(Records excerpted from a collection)
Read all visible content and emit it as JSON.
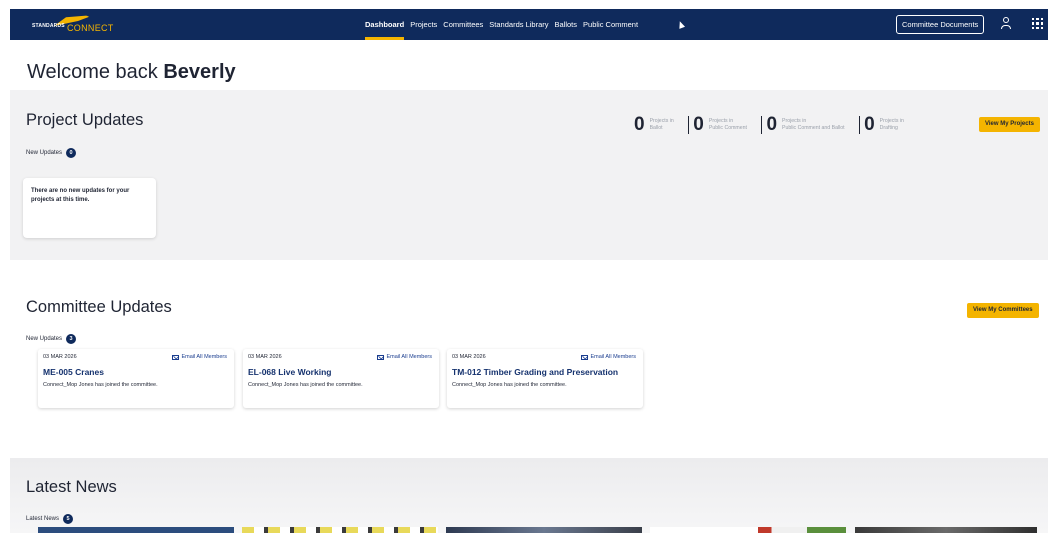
{
  "header": {
    "logo_small": "STANDARDS",
    "logo_big": "CONNECT",
    "nav": [
      {
        "label": "Dashboard",
        "active": true
      },
      {
        "label": "Projects",
        "active": false
      },
      {
        "label": "Committees",
        "active": false
      },
      {
        "label": "Standards Library",
        "active": false
      },
      {
        "label": "Ballots",
        "active": false
      },
      {
        "label": "Public Comment",
        "active": false
      }
    ],
    "committee_docs_label": "Committee Documents",
    "icons": [
      "user-icon",
      "apps-grid-icon"
    ],
    "colors": {
      "nav_bg": "#0f2a5c",
      "accent": "#f4b400"
    }
  },
  "welcome": {
    "prefix": "Welcome back",
    "name": "Beverly"
  },
  "project_updates": {
    "title": "Project Updates",
    "new_updates_label": "New Updates",
    "new_updates_count": "0",
    "empty_message": "There are no new updates for your projects at this time.",
    "stats": [
      {
        "count": "0",
        "label_line1": "Projects in",
        "label_line2": "Ballot"
      },
      {
        "count": "0",
        "label_line1": "Projects in",
        "label_line2": "Public Comment"
      },
      {
        "count": "0",
        "label_line1": "Projects in",
        "label_line2": "Public Comment and Ballot"
      },
      {
        "count": "0",
        "label_line1": "Projects in",
        "label_line2": "Drafting"
      }
    ],
    "view_button": "View My Projects"
  },
  "committee_updates": {
    "title": "Committee Updates",
    "new_updates_label": "New Updates",
    "new_updates_count": "3",
    "view_button": "View My Committees",
    "cards": [
      {
        "date": "03 MAR 2026",
        "email_label": "Email All Members",
        "title": "ME-005 Cranes",
        "description": "Connect_Mop Jones has joined the committee."
      },
      {
        "date": "03 MAR 2026",
        "email_label": "Email All Members",
        "title": "EL-068 Live Working",
        "description": "Connect_Mop Jones has joined the committee."
      },
      {
        "date": "03 MAR 2026",
        "email_label": "Email All Members",
        "title": "TM-012 Timber Grading and Preservation",
        "description": "Connect_Mop Jones has joined the committee."
      }
    ]
  },
  "latest_news": {
    "title": "Latest News",
    "label": "Latest News",
    "count": "5"
  }
}
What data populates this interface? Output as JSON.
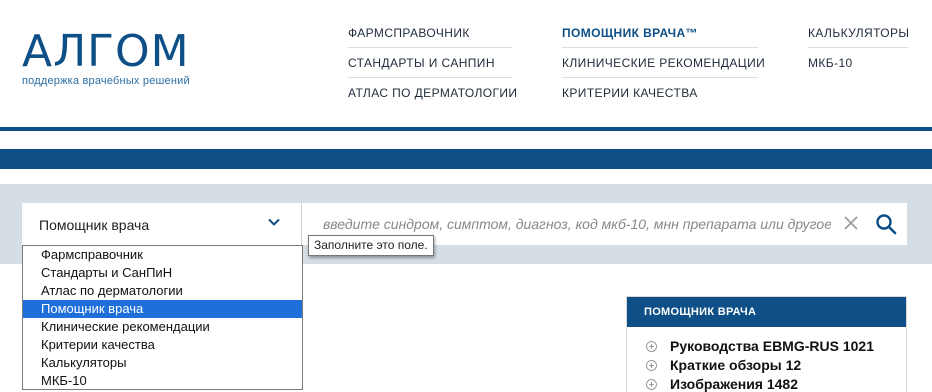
{
  "logo": {
    "wordmark": "АЛГОМ",
    "tagline": "поддержка врачебных решений"
  },
  "nav": {
    "columns": [
      {
        "items": [
          {
            "label": "ФАРМСПРАВОЧНИК"
          },
          {
            "label": "СТАНДАРТЫ И САНПИН"
          },
          {
            "label": "АТЛАС ПО ДЕРМАТОЛОГИИ"
          }
        ]
      },
      {
        "items": [
          {
            "label": "ПОМОЩНИК ВРАЧА™"
          },
          {
            "label": "КЛИНИЧЕСКИЕ РЕКОМЕНДАЦИИ"
          },
          {
            "label": "КРИТЕРИИ КАЧЕСТВА"
          }
        ]
      },
      {
        "items": [
          {
            "label": "КАЛЬКУЛЯТОРЫ"
          },
          {
            "label": "МКБ-10"
          }
        ]
      }
    ]
  },
  "search": {
    "category_selected": "Помощник врача",
    "placeholder": "введите синдром, симптом, диагноз, код мкб-10, мнн препарата или другое",
    "value": "",
    "tooltip": "Заполните это поле.",
    "options": [
      {
        "label": "Фармсправочник"
      },
      {
        "label": "Стандарты и СанПиН"
      },
      {
        "label": "Атлас по дерматологии"
      },
      {
        "label": "Помощник врача"
      },
      {
        "label": "Клинические рекомендации"
      },
      {
        "label": "Критерии качества"
      },
      {
        "label": "Калькуляторы"
      },
      {
        "label": "МКБ-10"
      }
    ],
    "selected_index": 3
  },
  "panel": {
    "title": "ПОМОЩНИК ВРАЧА",
    "items": [
      {
        "label": "Руководства EBMG-RUS 1021"
      },
      {
        "label": "Краткие обзоры 12"
      },
      {
        "label": "Изображения 1482"
      }
    ]
  },
  "colors": {
    "brand": "#0d4f86",
    "band": "#d5dde5",
    "option_selected": "#1e6fd9"
  },
  "icons": [
    "chevron-down-icon",
    "close-icon",
    "search-icon",
    "plus-circle-icon"
  ]
}
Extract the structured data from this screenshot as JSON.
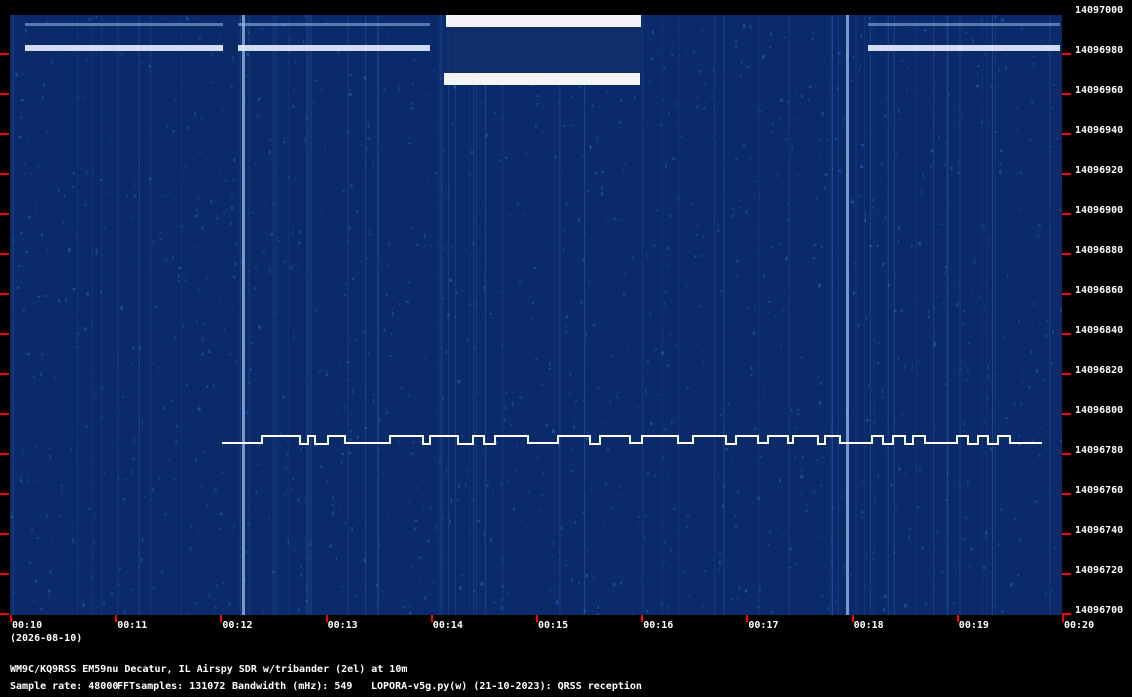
{
  "colors": {
    "background": "#000000",
    "waterfall": "#0a2a6a",
    "tick": "#ff0000",
    "signal": "#ffffff"
  },
  "y_axis": {
    "labels": [
      "14097000",
      "14096980",
      "14096960",
      "14096940",
      "14096920",
      "14096900",
      "14096880",
      "14096860",
      "14096840",
      "14096820",
      "14096800",
      "14096780",
      "14096760",
      "14096740",
      "14096720",
      "14096700"
    ]
  },
  "x_axis": {
    "labels": [
      "00:10",
      "00:11",
      "00:12",
      "00:13",
      "00:14",
      "00:15",
      "00:16",
      "00:17",
      "00:18",
      "00:19",
      "00:20"
    ]
  },
  "date": "(2026-08-10)",
  "footer": {
    "station": "WM9C/KQ9RSS EM59nu Decatur, IL  Airspy SDR w/tribander (2el) at 10m",
    "sample_rate": "Sample rate: 48000",
    "fft": "FFTsamples: 131072",
    "bandwidth": "Bandwidth (mHz): 549",
    "software": "LOPORA-v5g.py(w) (21-10-2023): QRSS reception"
  }
}
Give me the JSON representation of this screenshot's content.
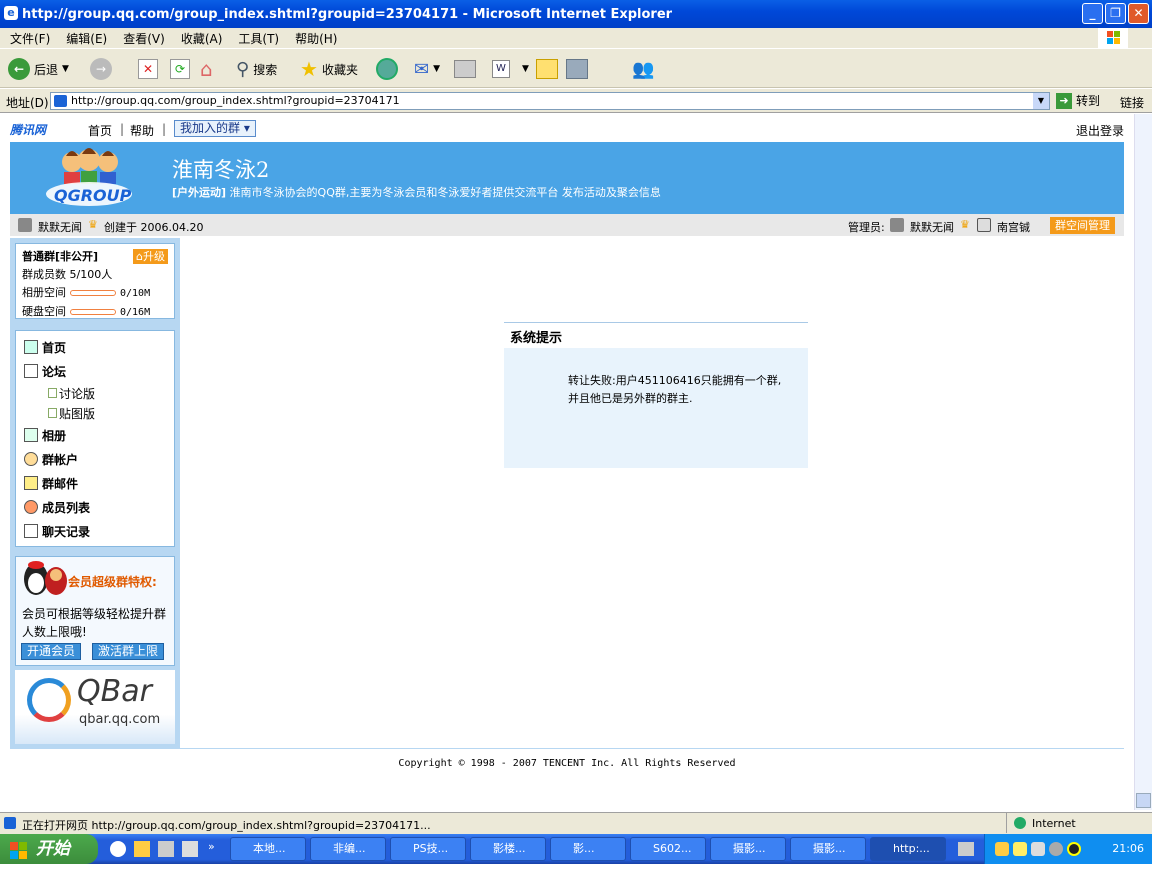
{
  "window": {
    "title": "http://group.qq.com/group_index.shtml?groupid=23704171 - Microsoft Internet Explorer"
  },
  "menu": [
    "文件(F)",
    "编辑(E)",
    "查看(V)",
    "收藏(A)",
    "工具(T)",
    "帮助(H)"
  ],
  "toolbar": {
    "back": "后退",
    "search": "搜索",
    "favorites": "收藏夹"
  },
  "address": {
    "label": "地址(D)",
    "url": "http://group.qq.com/group_index.shtml?groupid=23704171",
    "go": "转到",
    "links": "链接"
  },
  "site": {
    "logo": "腾讯网",
    "nav_home": "首页",
    "nav_help": "帮助",
    "my_groups": "我加入的群 ▾",
    "logout": "退出登录"
  },
  "banner": {
    "logo": "QGROUP",
    "group_name": "淮南冬泳2",
    "category": "[户外运动]",
    "description": "淮南市冬泳协会的QQ群,主要为冬泳会员和冬泳爱好者提供交流平台 发布活动及聚会信息"
  },
  "info": {
    "creator": "默默无闻",
    "created": "创建于  2006.04.20",
    "admin_label": "管理员:",
    "admin1": "默默无闻",
    "admin2": "南宫铖",
    "manage_button": "群空间管理"
  },
  "group_stats": {
    "type": "普通群[非公开]",
    "upgrade": "升级",
    "members_label": "群成员数",
    "members": "5/100人",
    "album_label": "相册空间",
    "album": "0/10M",
    "album_fill": 0,
    "disk_label": "硬盘空间",
    "disk": "0/16M",
    "disk_fill": 0
  },
  "nav": {
    "home": "首页",
    "forum": "论坛",
    "discussion": "讨论版",
    "gallery": "贴图版",
    "album": "相册",
    "account": "群帐户",
    "mail": "群邮件",
    "members": "成员列表",
    "chat": "聊天记录"
  },
  "promo": {
    "title": "会员超级群特权:",
    "text": "会员可根据等级轻松提升群人数上限哦!",
    "btn1": "开通会员",
    "btn2": "激活群上限"
  },
  "qbar": {
    "logo": "QBar",
    "url": "qbar.qq.com"
  },
  "system": {
    "title": "系统提示",
    "line1": "转让失败:用户451106416只能拥有一个群,",
    "line2": "并且他已是另外群的群主."
  },
  "footer": {
    "copyright": "Copyright © 1998 - 2007 TENCENT Inc. All Rights Reserved"
  },
  "status": {
    "text": "正在打开网页 http://group.qq.com/group_index.shtml?groupid=23704171...",
    "zone": "Internet"
  },
  "taskbar": {
    "start": "开始",
    "tasks": [
      "本地...",
      "非编...",
      "PS技...",
      "影楼...",
      "影...",
      "S602...",
      "摄影...",
      "摄影...",
      "http:..."
    ],
    "clock": "21:06"
  }
}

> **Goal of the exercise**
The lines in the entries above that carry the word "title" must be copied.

> **Output**
    "title": "Project Updates",
    "title": "Committee Updates",
        "title": "ME-005 Cranes",
        "title": "EL-068 Live Working",
        "title": "TM-012 Timber Grading and Preservation",
    "title": "Latest News",
    "title": "ПОМОЩНИК ВРАЧА",
    "title": "http://group.qq.com/group_index.shtml?groupid=23704171 - Microsoft Internet Explorer"
    "title": "会员超级群特权:",
    "title": "系统提示",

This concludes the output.